(Source data)
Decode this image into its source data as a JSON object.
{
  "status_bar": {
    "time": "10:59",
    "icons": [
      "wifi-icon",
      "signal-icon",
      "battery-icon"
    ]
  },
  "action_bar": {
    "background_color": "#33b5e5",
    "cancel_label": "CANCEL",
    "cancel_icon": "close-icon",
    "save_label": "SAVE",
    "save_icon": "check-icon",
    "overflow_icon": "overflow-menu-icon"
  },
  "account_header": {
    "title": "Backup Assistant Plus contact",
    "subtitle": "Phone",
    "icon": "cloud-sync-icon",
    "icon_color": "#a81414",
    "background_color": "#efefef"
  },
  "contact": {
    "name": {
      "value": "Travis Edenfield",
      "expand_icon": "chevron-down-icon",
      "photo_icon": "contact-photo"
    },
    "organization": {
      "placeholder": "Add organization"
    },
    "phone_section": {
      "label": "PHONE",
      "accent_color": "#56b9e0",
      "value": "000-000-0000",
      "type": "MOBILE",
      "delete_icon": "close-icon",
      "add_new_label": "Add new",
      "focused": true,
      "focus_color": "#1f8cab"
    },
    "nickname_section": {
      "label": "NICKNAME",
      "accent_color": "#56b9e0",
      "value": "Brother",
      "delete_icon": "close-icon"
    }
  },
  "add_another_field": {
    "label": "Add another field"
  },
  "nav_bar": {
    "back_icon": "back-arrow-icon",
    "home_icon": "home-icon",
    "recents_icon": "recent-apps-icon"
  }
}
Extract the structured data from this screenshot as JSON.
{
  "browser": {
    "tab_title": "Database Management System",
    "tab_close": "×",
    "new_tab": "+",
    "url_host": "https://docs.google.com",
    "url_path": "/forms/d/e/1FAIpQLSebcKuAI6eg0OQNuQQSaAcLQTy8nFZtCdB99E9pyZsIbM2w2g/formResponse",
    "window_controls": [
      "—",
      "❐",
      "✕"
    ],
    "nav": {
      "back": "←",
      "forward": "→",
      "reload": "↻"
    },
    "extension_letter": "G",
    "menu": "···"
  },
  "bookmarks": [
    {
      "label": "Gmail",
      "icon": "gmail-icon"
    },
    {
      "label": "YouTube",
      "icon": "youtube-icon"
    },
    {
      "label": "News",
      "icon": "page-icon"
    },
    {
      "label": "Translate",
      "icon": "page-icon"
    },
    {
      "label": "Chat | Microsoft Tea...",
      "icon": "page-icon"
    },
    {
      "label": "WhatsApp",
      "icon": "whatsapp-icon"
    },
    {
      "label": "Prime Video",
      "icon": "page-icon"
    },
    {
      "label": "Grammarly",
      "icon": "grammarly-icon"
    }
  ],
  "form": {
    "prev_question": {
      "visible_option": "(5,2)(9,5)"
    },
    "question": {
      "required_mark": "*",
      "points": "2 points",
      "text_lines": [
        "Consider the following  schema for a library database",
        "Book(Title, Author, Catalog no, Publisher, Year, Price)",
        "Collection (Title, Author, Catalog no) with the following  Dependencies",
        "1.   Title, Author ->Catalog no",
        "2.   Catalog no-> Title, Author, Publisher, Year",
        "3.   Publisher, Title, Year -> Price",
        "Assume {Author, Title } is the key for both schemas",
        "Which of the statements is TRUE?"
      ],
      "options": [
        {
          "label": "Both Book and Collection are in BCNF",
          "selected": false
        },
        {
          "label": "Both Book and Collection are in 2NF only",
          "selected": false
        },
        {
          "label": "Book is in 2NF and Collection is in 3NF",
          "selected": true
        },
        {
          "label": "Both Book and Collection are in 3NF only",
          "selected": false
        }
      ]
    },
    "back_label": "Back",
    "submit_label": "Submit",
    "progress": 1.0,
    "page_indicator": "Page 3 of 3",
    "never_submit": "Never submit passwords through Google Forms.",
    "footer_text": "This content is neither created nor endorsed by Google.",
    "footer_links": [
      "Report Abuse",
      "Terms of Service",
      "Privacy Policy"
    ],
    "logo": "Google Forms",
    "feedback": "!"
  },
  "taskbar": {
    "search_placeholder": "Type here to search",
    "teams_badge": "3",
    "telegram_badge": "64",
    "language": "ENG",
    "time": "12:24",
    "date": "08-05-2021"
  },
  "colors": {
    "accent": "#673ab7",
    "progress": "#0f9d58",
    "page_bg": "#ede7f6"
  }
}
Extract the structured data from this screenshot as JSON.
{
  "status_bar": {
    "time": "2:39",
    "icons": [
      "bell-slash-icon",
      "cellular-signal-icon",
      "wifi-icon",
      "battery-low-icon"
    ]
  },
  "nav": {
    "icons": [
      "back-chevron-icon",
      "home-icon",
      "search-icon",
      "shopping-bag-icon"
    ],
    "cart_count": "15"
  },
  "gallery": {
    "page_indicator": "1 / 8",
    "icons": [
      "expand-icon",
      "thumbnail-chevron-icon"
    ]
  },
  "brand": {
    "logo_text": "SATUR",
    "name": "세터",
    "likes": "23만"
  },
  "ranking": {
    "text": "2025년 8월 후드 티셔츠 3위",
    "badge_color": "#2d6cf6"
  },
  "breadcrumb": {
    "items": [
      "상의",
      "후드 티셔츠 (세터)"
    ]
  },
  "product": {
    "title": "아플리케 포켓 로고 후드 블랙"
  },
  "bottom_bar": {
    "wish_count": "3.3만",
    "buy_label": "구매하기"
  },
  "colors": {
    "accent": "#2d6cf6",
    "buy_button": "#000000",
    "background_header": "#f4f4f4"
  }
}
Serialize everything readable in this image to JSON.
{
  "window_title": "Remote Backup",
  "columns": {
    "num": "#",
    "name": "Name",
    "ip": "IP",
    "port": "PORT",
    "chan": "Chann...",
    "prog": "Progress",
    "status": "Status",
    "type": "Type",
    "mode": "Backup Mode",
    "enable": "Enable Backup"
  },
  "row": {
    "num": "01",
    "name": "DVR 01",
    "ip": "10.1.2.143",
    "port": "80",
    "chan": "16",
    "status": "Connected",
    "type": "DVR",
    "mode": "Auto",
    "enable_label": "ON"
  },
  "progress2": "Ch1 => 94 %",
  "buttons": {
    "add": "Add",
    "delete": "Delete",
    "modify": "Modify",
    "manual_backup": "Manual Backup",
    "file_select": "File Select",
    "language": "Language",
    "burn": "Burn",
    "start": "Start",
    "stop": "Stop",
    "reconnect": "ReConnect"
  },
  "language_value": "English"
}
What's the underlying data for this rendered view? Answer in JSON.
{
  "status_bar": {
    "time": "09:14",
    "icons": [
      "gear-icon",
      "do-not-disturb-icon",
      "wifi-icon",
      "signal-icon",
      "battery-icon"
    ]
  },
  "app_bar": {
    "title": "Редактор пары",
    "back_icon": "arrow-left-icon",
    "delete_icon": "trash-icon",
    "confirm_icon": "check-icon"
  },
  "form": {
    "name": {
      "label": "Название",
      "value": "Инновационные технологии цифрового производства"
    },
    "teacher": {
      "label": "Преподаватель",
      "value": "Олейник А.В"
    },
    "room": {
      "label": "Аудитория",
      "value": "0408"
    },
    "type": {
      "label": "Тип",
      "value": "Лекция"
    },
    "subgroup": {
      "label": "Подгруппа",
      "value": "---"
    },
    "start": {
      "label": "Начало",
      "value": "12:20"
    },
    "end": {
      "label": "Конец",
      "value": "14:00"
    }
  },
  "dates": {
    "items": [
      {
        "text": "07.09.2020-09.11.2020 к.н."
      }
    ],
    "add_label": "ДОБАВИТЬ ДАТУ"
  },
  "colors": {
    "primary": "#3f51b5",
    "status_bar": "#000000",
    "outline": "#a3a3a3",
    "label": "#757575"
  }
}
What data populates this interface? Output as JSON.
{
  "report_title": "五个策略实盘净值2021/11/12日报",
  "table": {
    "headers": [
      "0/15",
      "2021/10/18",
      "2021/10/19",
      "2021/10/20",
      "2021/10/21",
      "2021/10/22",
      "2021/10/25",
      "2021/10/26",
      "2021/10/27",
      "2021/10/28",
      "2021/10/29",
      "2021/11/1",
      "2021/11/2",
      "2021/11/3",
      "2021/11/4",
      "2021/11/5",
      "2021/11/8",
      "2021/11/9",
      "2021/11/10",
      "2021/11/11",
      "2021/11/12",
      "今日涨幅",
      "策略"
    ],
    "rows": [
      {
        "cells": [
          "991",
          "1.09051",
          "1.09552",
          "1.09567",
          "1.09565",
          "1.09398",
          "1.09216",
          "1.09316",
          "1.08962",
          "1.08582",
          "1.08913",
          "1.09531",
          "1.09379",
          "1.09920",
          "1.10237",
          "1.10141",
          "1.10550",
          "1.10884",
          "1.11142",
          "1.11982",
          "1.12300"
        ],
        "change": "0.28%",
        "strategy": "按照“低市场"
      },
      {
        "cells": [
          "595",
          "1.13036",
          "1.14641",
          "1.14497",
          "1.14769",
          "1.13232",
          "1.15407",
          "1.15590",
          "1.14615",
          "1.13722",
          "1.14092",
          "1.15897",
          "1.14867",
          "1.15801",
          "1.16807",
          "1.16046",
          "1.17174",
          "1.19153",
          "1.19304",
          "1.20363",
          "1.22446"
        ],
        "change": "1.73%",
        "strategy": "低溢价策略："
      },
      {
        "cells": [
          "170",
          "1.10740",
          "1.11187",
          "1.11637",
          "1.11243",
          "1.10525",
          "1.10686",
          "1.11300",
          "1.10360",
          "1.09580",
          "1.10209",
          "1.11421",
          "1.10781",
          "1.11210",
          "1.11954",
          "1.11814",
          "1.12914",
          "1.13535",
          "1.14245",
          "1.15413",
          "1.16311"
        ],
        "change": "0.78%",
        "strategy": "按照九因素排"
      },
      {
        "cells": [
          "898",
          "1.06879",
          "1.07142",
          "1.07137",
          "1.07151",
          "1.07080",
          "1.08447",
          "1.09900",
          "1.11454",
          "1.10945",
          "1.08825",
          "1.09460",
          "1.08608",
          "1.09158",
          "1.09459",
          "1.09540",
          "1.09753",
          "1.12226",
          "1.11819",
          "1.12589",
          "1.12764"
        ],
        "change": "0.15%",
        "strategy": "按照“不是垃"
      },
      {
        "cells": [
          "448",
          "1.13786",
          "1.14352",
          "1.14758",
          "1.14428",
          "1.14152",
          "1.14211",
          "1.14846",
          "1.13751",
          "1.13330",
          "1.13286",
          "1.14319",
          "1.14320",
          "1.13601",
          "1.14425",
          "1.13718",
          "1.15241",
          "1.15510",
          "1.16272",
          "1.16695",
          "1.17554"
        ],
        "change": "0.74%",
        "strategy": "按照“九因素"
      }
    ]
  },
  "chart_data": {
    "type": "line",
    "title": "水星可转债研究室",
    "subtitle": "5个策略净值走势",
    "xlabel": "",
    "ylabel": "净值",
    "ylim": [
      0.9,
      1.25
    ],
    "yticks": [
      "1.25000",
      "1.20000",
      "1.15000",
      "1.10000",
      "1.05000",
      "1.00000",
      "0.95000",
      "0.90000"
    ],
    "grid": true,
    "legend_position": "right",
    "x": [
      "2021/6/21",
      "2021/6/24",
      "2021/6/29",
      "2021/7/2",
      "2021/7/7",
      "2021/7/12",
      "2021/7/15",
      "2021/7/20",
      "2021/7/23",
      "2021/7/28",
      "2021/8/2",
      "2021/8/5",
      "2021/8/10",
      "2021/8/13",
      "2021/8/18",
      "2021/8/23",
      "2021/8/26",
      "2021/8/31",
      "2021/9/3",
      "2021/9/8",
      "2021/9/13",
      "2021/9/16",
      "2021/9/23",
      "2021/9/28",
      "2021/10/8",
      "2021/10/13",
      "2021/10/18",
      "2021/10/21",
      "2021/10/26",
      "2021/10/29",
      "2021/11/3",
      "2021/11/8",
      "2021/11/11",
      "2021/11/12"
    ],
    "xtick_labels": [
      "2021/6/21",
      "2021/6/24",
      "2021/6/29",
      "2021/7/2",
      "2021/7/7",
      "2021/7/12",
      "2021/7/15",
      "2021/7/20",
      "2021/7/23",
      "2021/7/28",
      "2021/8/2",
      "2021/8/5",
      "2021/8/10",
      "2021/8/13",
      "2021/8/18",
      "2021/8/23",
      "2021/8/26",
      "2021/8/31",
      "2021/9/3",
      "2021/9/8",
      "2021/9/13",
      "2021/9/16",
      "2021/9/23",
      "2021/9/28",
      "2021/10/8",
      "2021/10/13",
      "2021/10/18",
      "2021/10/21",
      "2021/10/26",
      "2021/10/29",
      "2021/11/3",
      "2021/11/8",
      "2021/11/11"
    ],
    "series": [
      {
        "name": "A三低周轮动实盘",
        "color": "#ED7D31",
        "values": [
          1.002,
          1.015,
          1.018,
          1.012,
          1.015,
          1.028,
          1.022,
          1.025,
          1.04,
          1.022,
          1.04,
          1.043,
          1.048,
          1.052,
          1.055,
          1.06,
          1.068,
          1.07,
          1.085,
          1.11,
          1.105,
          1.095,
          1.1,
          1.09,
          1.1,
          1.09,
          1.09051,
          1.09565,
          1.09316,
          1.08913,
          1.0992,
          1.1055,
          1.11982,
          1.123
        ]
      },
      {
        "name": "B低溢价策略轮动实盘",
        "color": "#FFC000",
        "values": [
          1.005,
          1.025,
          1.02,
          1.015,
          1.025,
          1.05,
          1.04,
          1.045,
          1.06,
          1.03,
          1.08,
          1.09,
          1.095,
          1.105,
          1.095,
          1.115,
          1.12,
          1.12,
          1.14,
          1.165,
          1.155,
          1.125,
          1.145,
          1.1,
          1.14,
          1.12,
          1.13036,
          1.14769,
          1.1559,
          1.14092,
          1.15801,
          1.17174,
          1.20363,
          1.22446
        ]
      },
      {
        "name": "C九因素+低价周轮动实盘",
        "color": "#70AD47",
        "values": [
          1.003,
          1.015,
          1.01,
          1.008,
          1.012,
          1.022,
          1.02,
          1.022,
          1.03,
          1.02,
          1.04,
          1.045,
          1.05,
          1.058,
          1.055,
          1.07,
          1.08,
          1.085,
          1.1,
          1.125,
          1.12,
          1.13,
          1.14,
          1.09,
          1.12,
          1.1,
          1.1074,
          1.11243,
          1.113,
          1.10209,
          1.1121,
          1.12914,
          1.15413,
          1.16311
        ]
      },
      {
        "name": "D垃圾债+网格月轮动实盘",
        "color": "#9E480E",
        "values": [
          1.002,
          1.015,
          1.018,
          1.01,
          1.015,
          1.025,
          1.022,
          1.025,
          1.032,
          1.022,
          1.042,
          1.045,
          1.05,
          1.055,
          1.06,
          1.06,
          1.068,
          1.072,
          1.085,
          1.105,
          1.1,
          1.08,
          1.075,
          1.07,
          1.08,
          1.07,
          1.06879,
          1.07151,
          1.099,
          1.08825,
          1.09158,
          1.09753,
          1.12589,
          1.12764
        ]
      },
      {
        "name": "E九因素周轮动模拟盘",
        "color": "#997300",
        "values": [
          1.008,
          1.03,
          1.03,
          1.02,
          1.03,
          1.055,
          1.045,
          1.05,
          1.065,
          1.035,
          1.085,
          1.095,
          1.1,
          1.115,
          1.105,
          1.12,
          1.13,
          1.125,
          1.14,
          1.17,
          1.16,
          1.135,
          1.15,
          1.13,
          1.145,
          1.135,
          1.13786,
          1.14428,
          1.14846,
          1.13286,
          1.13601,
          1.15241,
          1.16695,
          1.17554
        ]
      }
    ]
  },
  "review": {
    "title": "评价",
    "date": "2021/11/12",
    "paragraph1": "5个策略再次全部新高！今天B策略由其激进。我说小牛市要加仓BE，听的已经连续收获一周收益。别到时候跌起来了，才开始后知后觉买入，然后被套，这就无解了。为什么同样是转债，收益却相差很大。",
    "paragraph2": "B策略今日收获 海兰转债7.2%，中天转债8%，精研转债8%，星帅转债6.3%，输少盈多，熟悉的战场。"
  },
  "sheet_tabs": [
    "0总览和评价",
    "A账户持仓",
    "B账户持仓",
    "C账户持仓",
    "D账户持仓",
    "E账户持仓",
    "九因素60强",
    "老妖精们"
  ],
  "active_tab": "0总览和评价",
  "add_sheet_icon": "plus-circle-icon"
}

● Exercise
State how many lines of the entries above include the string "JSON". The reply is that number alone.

● Written response
6